So - I decided a few days ago to sit down and spend a few evenings setting up a Continuous Integration environment which would
- A) Run clientside tests in a Continuous Integration server
- B) Provide TDD-stylish feedback on both NUnittests and clientside tests
Disclaimer: If you don't have experience with Continuous Integration environments you might find this to go a bit over your head - I strongly recommend this article written my Martin Fowler and if you really want to dig deep into the subject "Continuous Integration - Improving Software Quality and Reducing Risk" is a must-read.
How it was done
So - you write a test in a script and execute it in a browser and get a list of failing and completed tests. If everything is OK the top banner is green (left). If one or more tests fail the banner is red (right). This is controlled by CSS-class called "pass" and "fail". With that in mind and with a little knowledge of Watin I decided to just use write a unittest in Watin because it would allow me to write an test resembling the following:
public void ExerciseQUnitTests()
using (var ie = new IE("http://(website)/UITest/QUnitTests.aspx"))
Assert.AreEqual("pass", ie.Element("banner").ClassName, "QUnittest(s) have failed");
...where QUnitTests.aspx should be the page exercising my QUnit tests. The test itself should check for a specific class in the top banner - if "fail" would be active one or more tests would have failed and the unittest should fail and cause a red build. There is at least one obvious gotcha to this approach: You only get to know that one or more clientside-tests have failed. You don't get to know which one and why it failed. Not very TDD'yish but it'll do for now.
Here's a list of the things I needed to do once I had my Watin-test written:
- I created a new project on my private CruiseControl.NET server which would download the sourcecode from my VS project, compile it using MSBuild and execute the unittests in my testproject.
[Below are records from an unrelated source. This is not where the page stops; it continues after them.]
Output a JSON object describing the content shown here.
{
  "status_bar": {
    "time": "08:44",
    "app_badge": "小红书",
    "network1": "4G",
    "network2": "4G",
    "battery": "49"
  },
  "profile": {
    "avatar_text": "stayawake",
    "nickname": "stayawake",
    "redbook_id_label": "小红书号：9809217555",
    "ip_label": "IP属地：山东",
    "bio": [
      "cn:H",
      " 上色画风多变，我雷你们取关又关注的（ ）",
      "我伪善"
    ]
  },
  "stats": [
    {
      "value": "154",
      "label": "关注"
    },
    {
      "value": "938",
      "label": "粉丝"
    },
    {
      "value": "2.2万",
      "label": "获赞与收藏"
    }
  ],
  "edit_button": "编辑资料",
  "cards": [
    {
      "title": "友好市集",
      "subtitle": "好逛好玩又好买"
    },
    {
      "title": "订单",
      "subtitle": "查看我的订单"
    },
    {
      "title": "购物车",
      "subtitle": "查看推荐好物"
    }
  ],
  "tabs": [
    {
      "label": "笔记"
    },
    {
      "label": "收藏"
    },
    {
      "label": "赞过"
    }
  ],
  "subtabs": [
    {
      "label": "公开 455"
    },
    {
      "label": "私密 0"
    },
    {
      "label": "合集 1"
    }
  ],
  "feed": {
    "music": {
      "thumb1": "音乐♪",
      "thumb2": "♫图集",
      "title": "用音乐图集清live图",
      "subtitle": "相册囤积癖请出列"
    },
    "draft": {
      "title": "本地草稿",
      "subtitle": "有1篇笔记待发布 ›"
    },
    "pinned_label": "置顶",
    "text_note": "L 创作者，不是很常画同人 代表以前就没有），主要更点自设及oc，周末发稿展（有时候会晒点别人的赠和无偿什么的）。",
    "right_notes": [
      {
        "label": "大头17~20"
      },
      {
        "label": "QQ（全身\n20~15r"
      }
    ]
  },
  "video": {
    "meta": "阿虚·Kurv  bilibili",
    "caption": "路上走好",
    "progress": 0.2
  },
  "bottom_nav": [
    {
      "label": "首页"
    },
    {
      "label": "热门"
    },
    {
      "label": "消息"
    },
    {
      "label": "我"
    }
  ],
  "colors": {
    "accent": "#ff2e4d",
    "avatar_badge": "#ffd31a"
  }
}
I battled for an hour or so with Watin because it needs to have ApartementState explicitly set. You won't have any problem when running your test in Visual Studio only but whenever you try to run the Watin test outside Visual Studio you get - well, funny errors basicly.
- I pointed the the website to the build output folder in Internet Information Server
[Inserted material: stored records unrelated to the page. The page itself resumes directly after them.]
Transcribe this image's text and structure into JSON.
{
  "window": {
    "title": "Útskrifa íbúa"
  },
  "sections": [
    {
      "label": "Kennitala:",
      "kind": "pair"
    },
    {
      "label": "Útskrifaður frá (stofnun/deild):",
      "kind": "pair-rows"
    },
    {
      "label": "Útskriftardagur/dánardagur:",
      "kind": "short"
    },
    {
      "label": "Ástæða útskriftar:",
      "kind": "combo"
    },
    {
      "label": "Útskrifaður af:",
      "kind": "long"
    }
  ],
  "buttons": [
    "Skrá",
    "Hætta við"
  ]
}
- Then I ran into another problem - QUnit appearenly didn't seem to work very well with Internet Explorer 7 (or so I thought) - the website simply didn't output any testresults on my build server. It wasn't a 404 error or so - the page was just plain blank - so I had working tests on my laptop and failing tests on my buildserver. Without thinking much about it I upgraded to Internet Explorer 8 on my buildserver. Not much of deal so I did it - just to find out that the webpage still didn't output any results in IE 8 either. After a while of "What the f*** is going on" I started thinking again and vaguely remembered a similar problem I had about halft a year ago... The problem back then was that scripting in IE7 is disabled per default on Windows 2008 - which of course was the problem here as well. So I enabled scripting and finally got my ExerciseQUnitTests test to pass. Guess what happened when I forced a rebuild: GREEN LIGHTS EVERYWHERE. Yeeeehaaaaaaaa :o)
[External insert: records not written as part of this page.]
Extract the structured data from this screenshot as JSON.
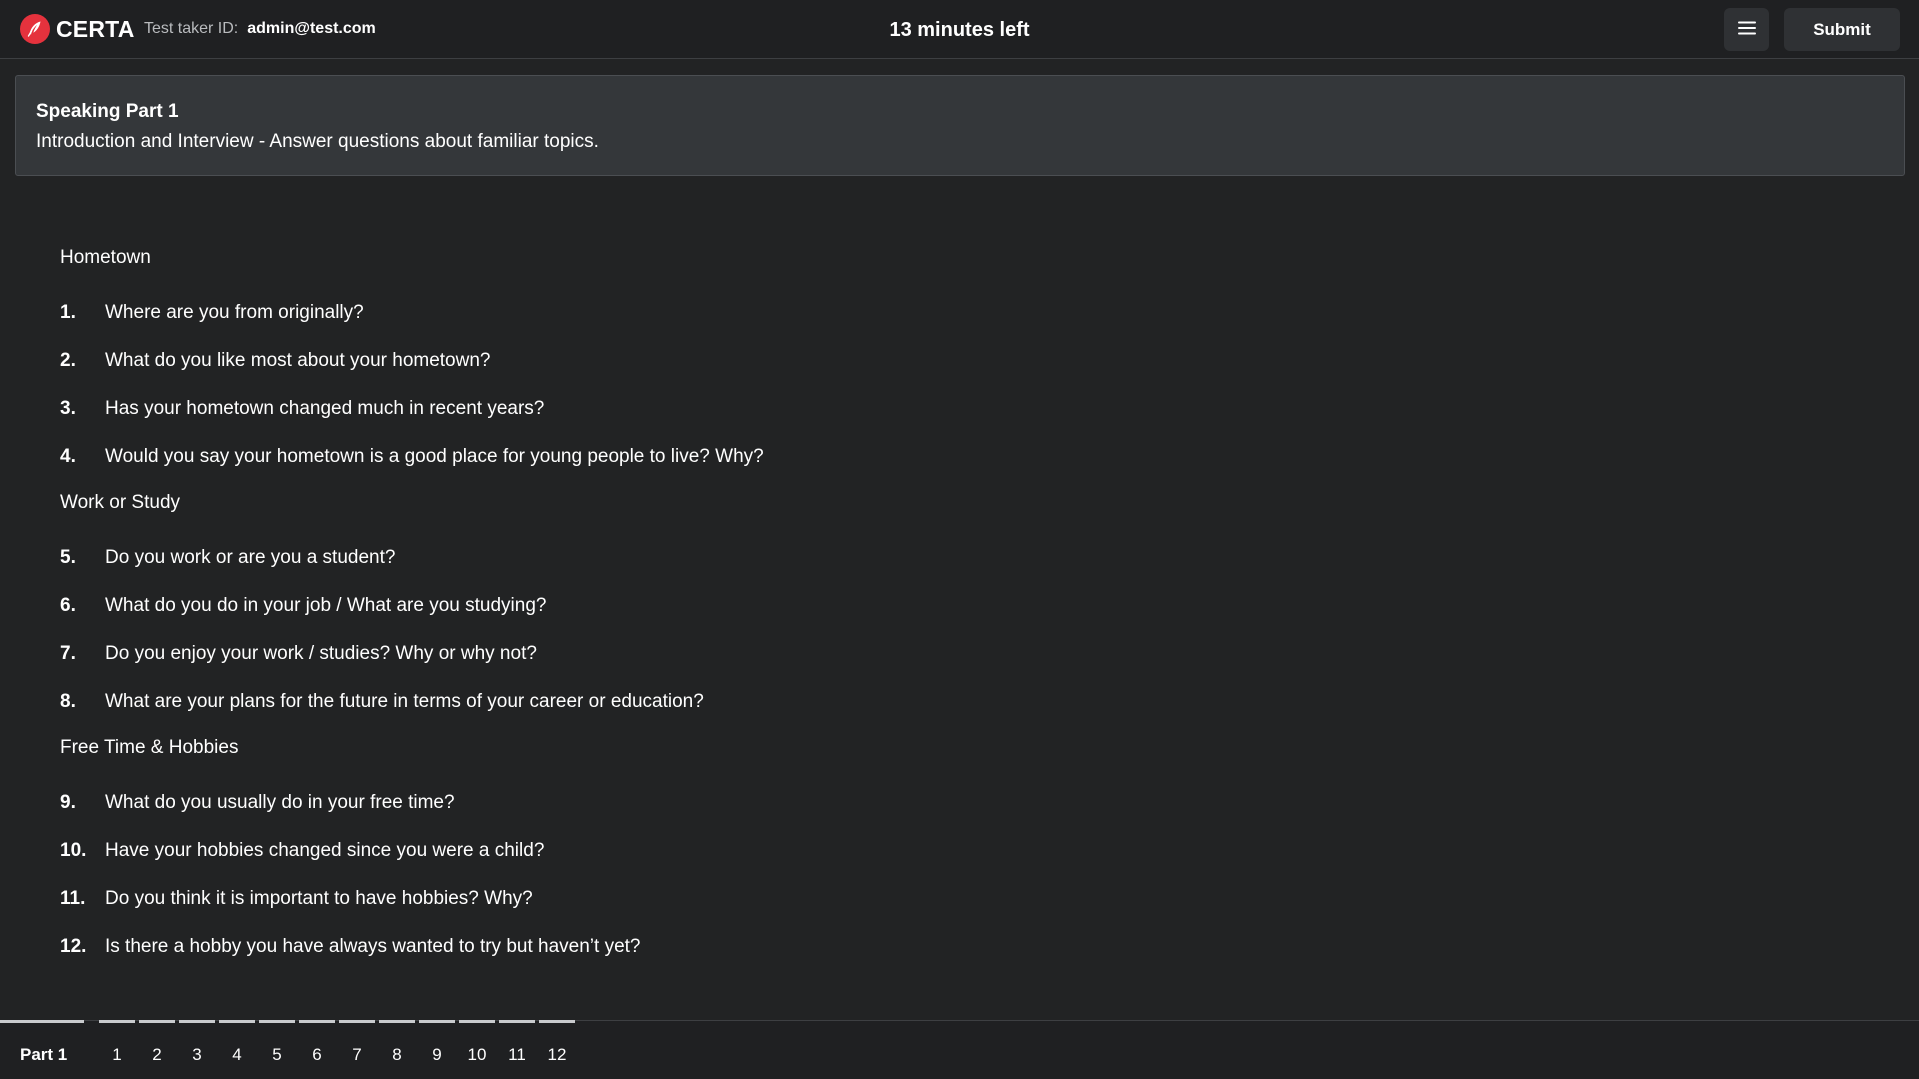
{
  "header": {
    "brand_name": "CERTA",
    "taker_label": "Test taker ID:",
    "taker_value": "admin@test.com",
    "timer": "13 minutes left",
    "submit_label": "Submit"
  },
  "part": {
    "title": "Speaking Part 1",
    "description": "Introduction and Interview - Answer questions about familiar topics."
  },
  "sections": [
    {
      "heading": "Hometown",
      "questions": [
        {
          "num": "1.",
          "text": "Where are you from originally?"
        },
        {
          "num": "2.",
          "text": "What do you like most about your hometown?"
        },
        {
          "num": "3.",
          "text": "Has your hometown changed much in recent years?"
        },
        {
          "num": "4.",
          "text": "Would you say your hometown is a good place for young people to live? Why?"
        }
      ]
    },
    {
      "heading": "Work or Study",
      "questions": [
        {
          "num": "5.",
          "text": "Do you work or are you a student?"
        },
        {
          "num": "6.",
          "text": "What do you do in your job / What are you studying?"
        },
        {
          "num": "7.",
          "text": "Do you enjoy your work / studies? Why or why not?"
        },
        {
          "num": "8.",
          "text": "What are your plans for the future in terms of your career or education?"
        }
      ]
    },
    {
      "heading": "Free Time & Hobbies",
      "questions": [
        {
          "num": "9.",
          "text": "What do you usually do in your free time?"
        },
        {
          "num": "10.",
          "text": "Have your hobbies changed since you were a child?"
        },
        {
          "num": "11.",
          "text": "Do you think it is important to have hobbies? Why?"
        },
        {
          "num": "12.",
          "text": "Is there a hobby you have always wanted to try but haven’t yet?"
        }
      ]
    }
  ],
  "bottom_nav": {
    "part_label": "Part 1",
    "items": [
      "1",
      "2",
      "3",
      "4",
      "5",
      "6",
      "7",
      "8",
      "9",
      "10",
      "11",
      "12"
    ]
  }
}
- Last, but not least I found out that CruiseControl.NET from now on will have to run in Console-mode in order to interact with the desktop in a timely fashion - because it needs to fire up a web browser - oh dear... I need to look into that one because I define having console apps running in a server environment as heavy technical debt you need to work your way around somehow. But again: It'll do for now even though I find it a little akward.
CruiseControl.NET - an opensource Continuous Integration server for Windows
Watin - web test automating tool for .NET